After her last cycle of chemotherapy Emma went into renal failure, her kidneys had been damaged by the chemotherapy, her body was retaining 4 litres of fluid, which put pressure onto her veins. Her blood pressure soared. In the middle of the night she woke up having a seizure. She began to have further seizures, a brain scan showed 3 tiny bleeds caused by low platelets and the seizures. The next day the doctors transferred Emma to the High Dependency Unit, she remained there for 16 days, She was put onto dialysis, and had to go back into theatre for more lines to be inserted. She has become so swollen and unrecognizable. Following dialysis she looked like a different child… she looked so tiny. Once again she was very poorly, all our initial fears of losing her returned.
Emma had 4 sessions of haemofiltration. She is now on a fluid restriction (too much fluid and she will blow up again, she can only have 1200mls a day, this includes medicines and flushes, it also includes soup and yoghurt so drinks have to be limited. She must follow a low potassium diet which and can no longer have her favourite tomato soup or pizza, or any processed food.
Emma turned 4 yrs old on April 18th. Whilst on HDU she asked me “mum is this the dying room”. l was shocked. She was looking at me waiting for an answer.. I said “no, this is where people come to get better”. There was a little baby nearby under a blue light, I explained the light was making the baby better. My baby was lying there with lines protruding from all over her tiny body, lines for dialysis, lines for blood, lines for fluids, lines for platelets…
Next came the operation to remove the tumor, this lasted 6 1/2 hours. About 5 days later the lab confirmed the tumour, which measured 18cm x 6cm at start of treatment, had been removed from her tummy. She had been home only a matter of days before she began to get sick again, having more seizures and blood pressure soaring once again. She was given a very strong drug to bring the blood pressure down but this sent her into a fit which needed medical intervention to bring her out of it. Once again, we found ourselves back in HDU until the blood pressure and seizures were brought under control.
Next came high dose therapy with stem cell rescue, which would take 6 weeks. This was an awful time, convulated by the medical complications and kidney damage she had already suffered. During these weeks she caught a severe infection – muccositis, requiring double strength morphine to ease the pain. The next step is radiotherapy which is due to start on the tenth of October.

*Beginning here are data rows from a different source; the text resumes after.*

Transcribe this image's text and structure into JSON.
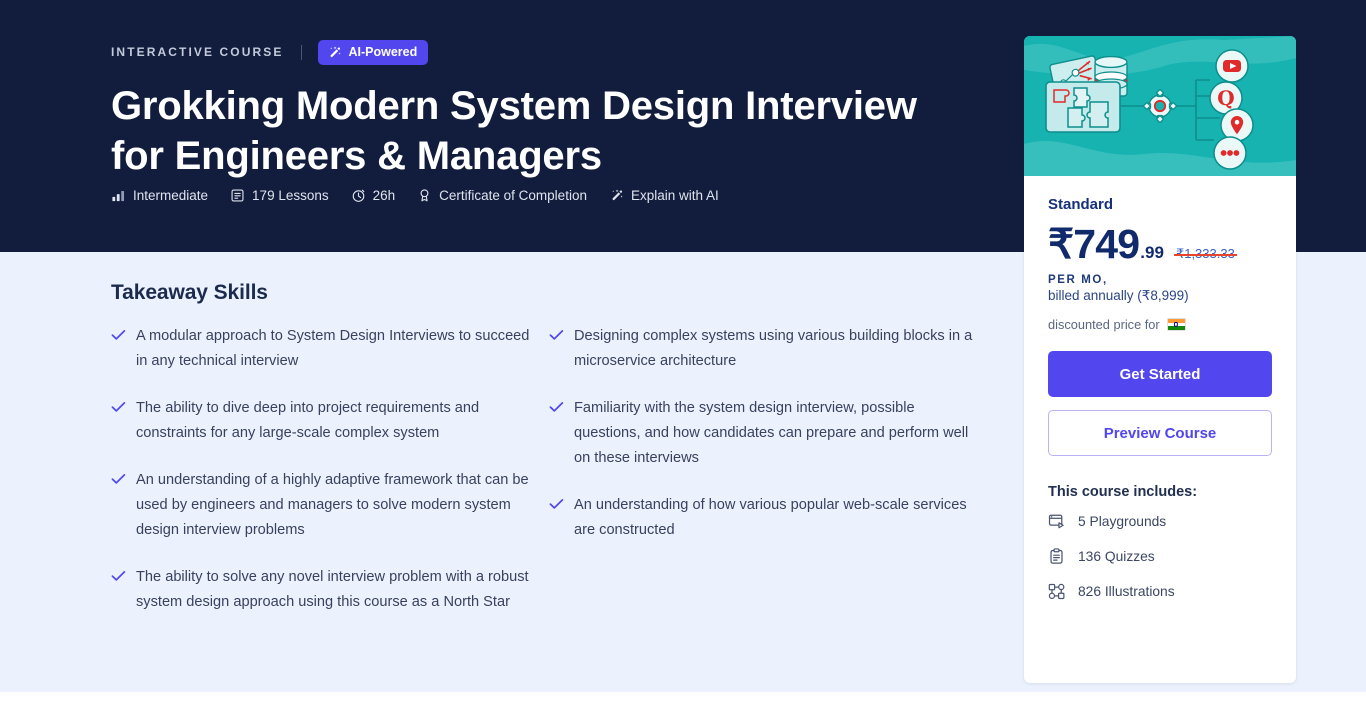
{
  "hero": {
    "eyebrow": "INTERACTIVE COURSE",
    "ai_badge": {
      "label": "AI-Powered",
      "icon": "magic-wand-icon",
      "bg_color": "#5246ee"
    },
    "title": "Grokking Modern System Design Interview for Engineers & Managers",
    "background_color": "#121d3e",
    "meta": [
      {
        "icon": "difficulty-bars-icon",
        "label": "Intermediate"
      },
      {
        "icon": "lessons-icon",
        "label": "179 Lessons"
      },
      {
        "icon": "clock-icon",
        "label": "26h"
      },
      {
        "icon": "certificate-icon",
        "label": "Certificate of Completion"
      },
      {
        "icon": "magic-wand-icon",
        "label": "Explain with AI"
      }
    ]
  },
  "main": {
    "background_color": "#ebf2fd",
    "section_title": "Takeaway Skills",
    "skills_left": [
      "A modular approach to System Design Interviews to succeed in any technical interview",
      "The ability to dive deep into project requirements and constraints for any large-scale complex system",
      "An understanding of a highly adaptive framework that can be used by engineers and managers to solve modern system design interview problems",
      "The ability to solve any novel interview problem with a robust system design approach using this course as a North Star"
    ],
    "skills_right": [
      "Designing complex systems using various building blocks in a microservice architecture",
      "Familiarity with the system design interview, possible questions, and how candidates can prepare and perform well on these interviews",
      "An understanding of how various popular web-scale services are constructed"
    ],
    "check_icon": "check-icon",
    "check_color": "#5246ee"
  },
  "pricing_card": {
    "artwork": {
      "icon": "system-design-diagram-illustration",
      "background_color": "#17b3b0",
      "accent_color": "#e02b2b"
    },
    "plan_name": "Standard",
    "price_main": "₹749",
    "price_cents": ".99",
    "price_old": "₹1,333.33",
    "price_color": "#102a6b",
    "strike_color": "#e8452c",
    "per_period": "PER MO,",
    "billed_note": "billed annually (₹8,999)",
    "discount_note": "discounted price for",
    "discount_flag": "india-flag-icon",
    "primary_button": "Get Started",
    "secondary_button": "Preview Course",
    "includes_title": "This course includes:",
    "includes": [
      {
        "icon": "playground-icon",
        "label": "5 Playgrounds"
      },
      {
        "icon": "quiz-clipboard-icon",
        "label": "136 Quizzes"
      },
      {
        "icon": "illustrations-nodes-icon",
        "label": "826 Illustrations"
      }
    ]
  }
}
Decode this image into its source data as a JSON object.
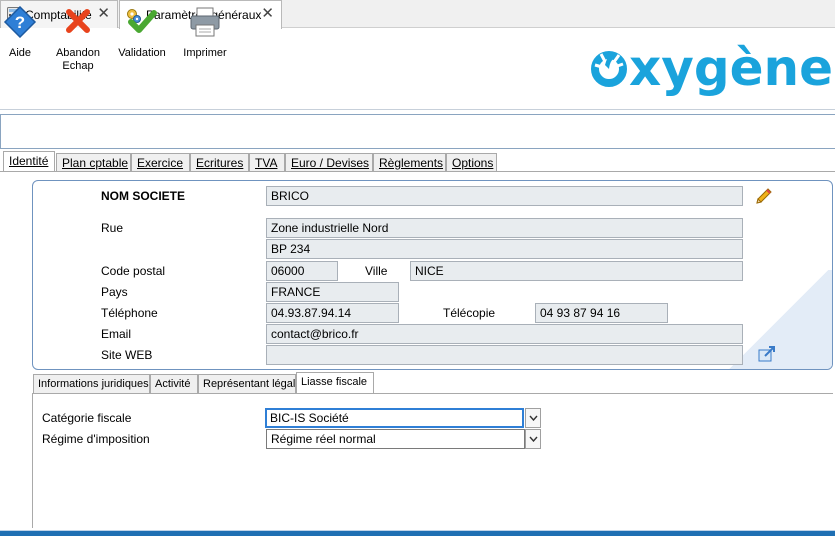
{
  "doc_tabs": [
    {
      "label": "Comptabilité",
      "icon": "calculator-icon"
    },
    {
      "label": "Paramètres généraux",
      "icon": "settings-icon"
    }
  ],
  "toolbar": {
    "help": {
      "label": "Aide",
      "icon": "help-icon"
    },
    "abandon": {
      "label": "Abandon",
      "sublabel": "Echap",
      "icon": "cancel-x-icon"
    },
    "validate": {
      "label": "Validation",
      "icon": "checkmark-icon"
    },
    "print": {
      "label": "Imprimer",
      "icon": "printer-icon"
    }
  },
  "logo": {
    "text": "xygène",
    "brand_color": "#1aa3dc"
  },
  "main_tabs": [
    "Identité",
    "Plan cptable",
    "Exercice",
    "Ecritures",
    "TVA",
    "Euro / Devises",
    "Règlements",
    "Options"
  ],
  "active_main_tab": "Identité",
  "identity": {
    "company_label": "NOM SOCIETE",
    "company_value": "BRICO",
    "street_label": "Rue",
    "street_line1": "Zone industrielle Nord",
    "street_line2": "BP 234",
    "postal_label": "Code postal",
    "postal_value": "06000",
    "city_label": "Ville",
    "city_value": "NICE",
    "country_label": "Pays",
    "country_value": "FRANCE",
    "phone_label": "Téléphone",
    "phone_value": "04.93.87.94.14",
    "fax_label": "Télécopie",
    "fax_value": "04 93 87 94 16",
    "email_label": "Email",
    "email_value": "contact@brico.fr",
    "web_label": "Site WEB",
    "web_value": ""
  },
  "sub_tabs": [
    "Informations juridiques",
    "Activité",
    "Représentant légal",
    "Liasse fiscale"
  ],
  "active_sub_tab": "Liasse fiscale",
  "fiscal": {
    "category_label": "Catégorie fiscale",
    "category_value": "BIC-IS Société",
    "regime_label": "Régime d'imposition",
    "regime_value": "Régime réel normal"
  },
  "colors": {
    "accent": "#1f6fb3",
    "panel_border": "#6f93bf",
    "field_bg": "#e8ecef"
  }
}
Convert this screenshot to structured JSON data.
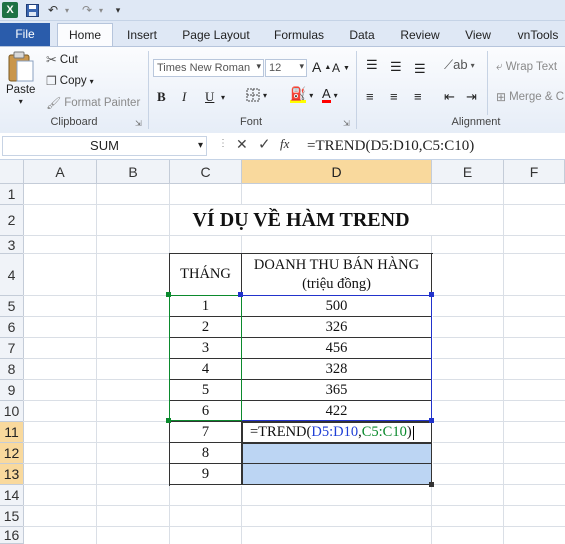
{
  "quick_access": {
    "undo_icon": "↶",
    "redo_icon": "↷",
    "save_icon": "▪"
  },
  "tabs": [
    "File",
    "Home",
    "Insert",
    "Page Layout",
    "Formulas",
    "Data",
    "Review",
    "View",
    "vnTools"
  ],
  "ribbon": {
    "clipboard": {
      "paste": "Paste",
      "cut": "Cut",
      "copy": "Copy",
      "format_painter": "Format Painter",
      "label": "Clipboard"
    },
    "font": {
      "name": "Times New Roman",
      "size": "12",
      "label": "Font",
      "bold": "B",
      "italic": "I",
      "underline": "U"
    },
    "alignment": {
      "wrap": "Wrap Text",
      "merge": "Merge & C",
      "label": "Alignment"
    }
  },
  "formula_bar": {
    "name_box": "SUM",
    "fx": "fx",
    "formula": "=TREND(D5:D10,C5:C10)"
  },
  "columns": [
    "A",
    "B",
    "C",
    "D",
    "E",
    "F"
  ],
  "rows": [
    "1",
    "2",
    "3",
    "4",
    "5",
    "6",
    "7",
    "8",
    "9",
    "10",
    "11",
    "12",
    "13",
    "14",
    "15",
    "16"
  ],
  "sheet": {
    "title": "VÍ DỤ VỀ HÀM TREND",
    "header_c": "THÁNG",
    "header_d_line1": "DOANH THU BÁN HÀNG",
    "header_d_line2": "(triệu đồng)",
    "months": [
      "1",
      "2",
      "3",
      "4",
      "5",
      "6",
      "7",
      "8",
      "9"
    ],
    "revenue": [
      "500",
      "326",
      "456",
      "328",
      "365",
      "422"
    ],
    "edit": {
      "prefix": "=TREND(",
      "range1": "D5:D10",
      "comma": ",",
      "range2": "C5:C10",
      "suffix": ")"
    }
  }
}
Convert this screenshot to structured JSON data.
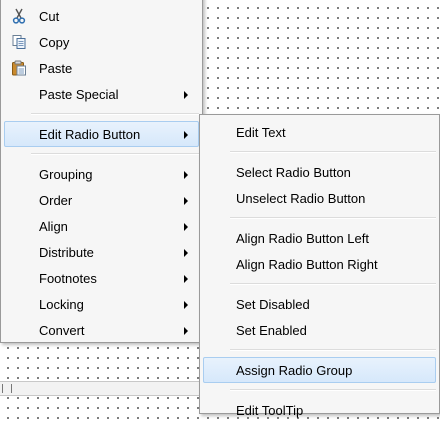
{
  "main_menu": {
    "cut": "Cut",
    "copy": "Copy",
    "paste": "Paste",
    "paste_special": "Paste Special",
    "edit_radio_button": "Edit Radio Button",
    "grouping": "Grouping",
    "order": "Order",
    "align": "Align",
    "distribute": "Distribute",
    "footnotes": "Footnotes",
    "locking": "Locking",
    "convert": "Convert"
  },
  "submenu": {
    "edit_text": "Edit Text",
    "select_radio_button": "Select Radio Button",
    "unselect_radio_button": "Unselect Radio Button",
    "align_radio_button_left": "Align Radio Button Left",
    "align_radio_button_right": "Align Radio Button Right",
    "set_disabled": "Set Disabled",
    "set_enabled": "Set Enabled",
    "assign_radio_group": "Assign Radio Group",
    "edit_tooltip": "Edit ToolTip"
  },
  "icons": {
    "cut": "scissors-icon",
    "copy": "copy-icon",
    "paste": "clipboard-icon"
  },
  "colors": {
    "highlight_fill": "#d6e8fb",
    "highlight_border": "#a9cdf0",
    "menu_background": "#f6f6f6"
  }
}
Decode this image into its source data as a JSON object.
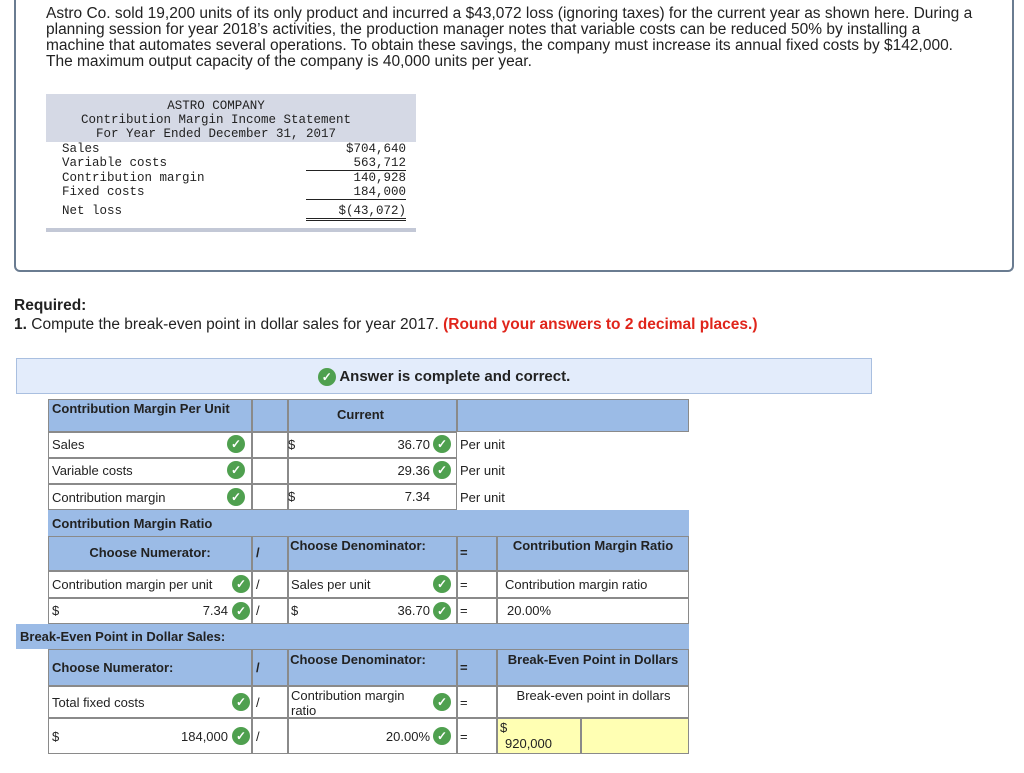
{
  "problem": {
    "text": "Astro Co. sold 19,200 units of its only product and incurred a $43,072 loss (ignoring taxes) for the current year as shown here. During a planning session for year 2018’s activities, the production manager notes that variable costs can be reduced 50% by installing a machine that automates several operations. To obtain these savings, the company must increase its annual fixed costs by $142,000. The maximum output capacity of the company is 40,000 units per year."
  },
  "statement": {
    "company": "ASTRO COMPANY",
    "title": "Contribution Margin Income Statement",
    "period": "For Year Ended December 31, 2017",
    "rows": [
      {
        "label": "Sales",
        "value": "$704,640"
      },
      {
        "label": "Variable costs",
        "value": "563,712"
      },
      {
        "label": "Contribution margin",
        "value": "140,928"
      },
      {
        "label": "Fixed costs",
        "value": "184,000"
      },
      {
        "label": "Net loss",
        "value": "$(43,072)"
      }
    ]
  },
  "required": {
    "title": "Required:",
    "q_prefix": "1.",
    "question": "Compute the break-even point in dollar sales for year 2017.",
    "round_note": "(Round your answers to 2 decimal places.)"
  },
  "banner": {
    "text": "Answer is complete and correct."
  },
  "cm_per_unit": {
    "heading": "Contribution Margin Per Unit",
    "col_header": "Current",
    "rows": [
      {
        "label": "Sales",
        "dollar": "$",
        "value": "36.70",
        "unit": "Per unit"
      },
      {
        "label": "Variable costs",
        "dollar": "",
        "value": "29.36",
        "unit": "Per unit"
      },
      {
        "label": "Contribution margin",
        "dollar": "$",
        "value": "7.34",
        "unit": "Per unit"
      }
    ]
  },
  "cm_ratio": {
    "heading": "Contribution Margin Ratio",
    "numerator_header": "Choose Numerator:",
    "div": "/",
    "denominator_header": "Choose Denominator:",
    "eq": "=",
    "result_header": "Contribution Margin Ratio",
    "numerator_label": "Contribution margin per unit",
    "denominator_label": "Sales per unit",
    "result_label": "Contribution margin ratio",
    "dollar": "$",
    "numerator_value": "7.34",
    "denominator_value": "36.70",
    "result_value": "20.00%"
  },
  "bep": {
    "heading": "Break-Even Point in Dollar Sales:",
    "numerator_header": "Choose Numerator:",
    "div": "/",
    "denominator_header": "Choose Denominator:",
    "eq": "=",
    "result_header": "Break-Even Point in Dollars",
    "numerator_label": "Total fixed costs",
    "denominator_label": "Contribution margin ratio",
    "result_label": "Break-even point in dollars",
    "dollar": "$",
    "numerator_value": "184,000",
    "denominator_value": "20.00%",
    "result_value": "920,000"
  },
  "icons": {
    "check": "check-circle-icon",
    "check_color": "#4fa04f"
  },
  "colors": {
    "header_bar": "#9bbbe6",
    "banner_bg": "#e3ecfb",
    "round_note": "#e0251b",
    "answer_yellow": "#ffffb3"
  }
}
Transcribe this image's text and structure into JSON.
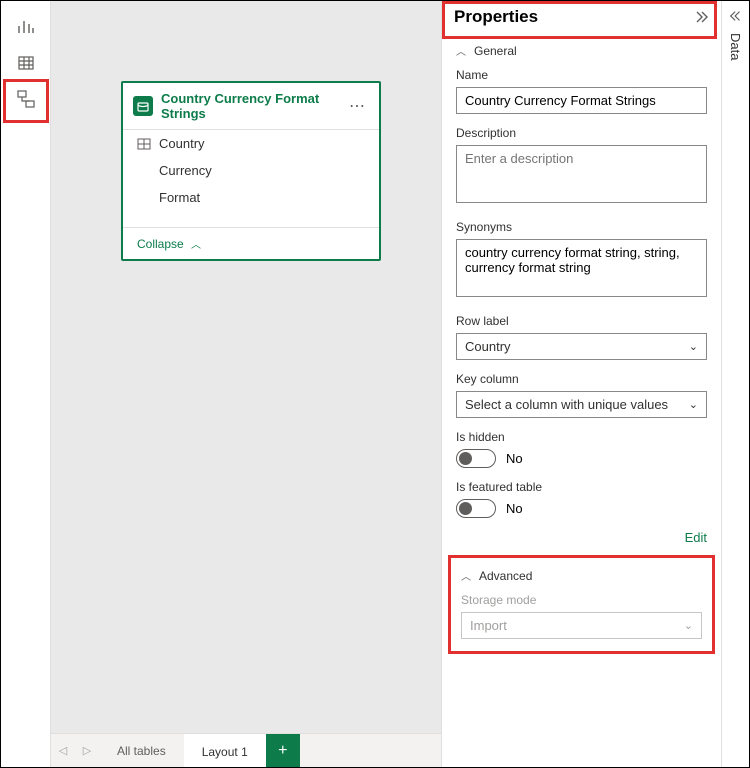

High Risk neuroblastoma remains a major cause of death due to malignancy. The majority of high-risk neuroblastoma patients will experience disease relapse. Once relapse occurs, there are NO curative options in the UK.
Children with advanced-stage disease have a significantly decreased chance for cure despite intensive therapy. This is despite the fact that many patients reach the end of treatment with no disease detectable. It is assumed the reason for relapse is that microscopic residual disease is still present at the end of conventional treatment.
At Childrens Hospital of Philadelphia, an antibody therapy (immunology) has been developed to specifically target the microscopic disease that causes relapse. Ch14.18 together with IL-2 and GM-CSF and showed a significant improvement in the survival of children treated with the three drugs.
Emma has fought a ferocious battle, and has come through it despite the odds. More amazingly, Emma is still laughing and making people laugh. The CH14:18 with IL-2 and GM-CSF is her very best chance to prevent recurrence of the cancer.
We desperately want to give her this chance at life. The treatment comes at huge cost. We need to raise in the excess of £ 210,000. Please help us.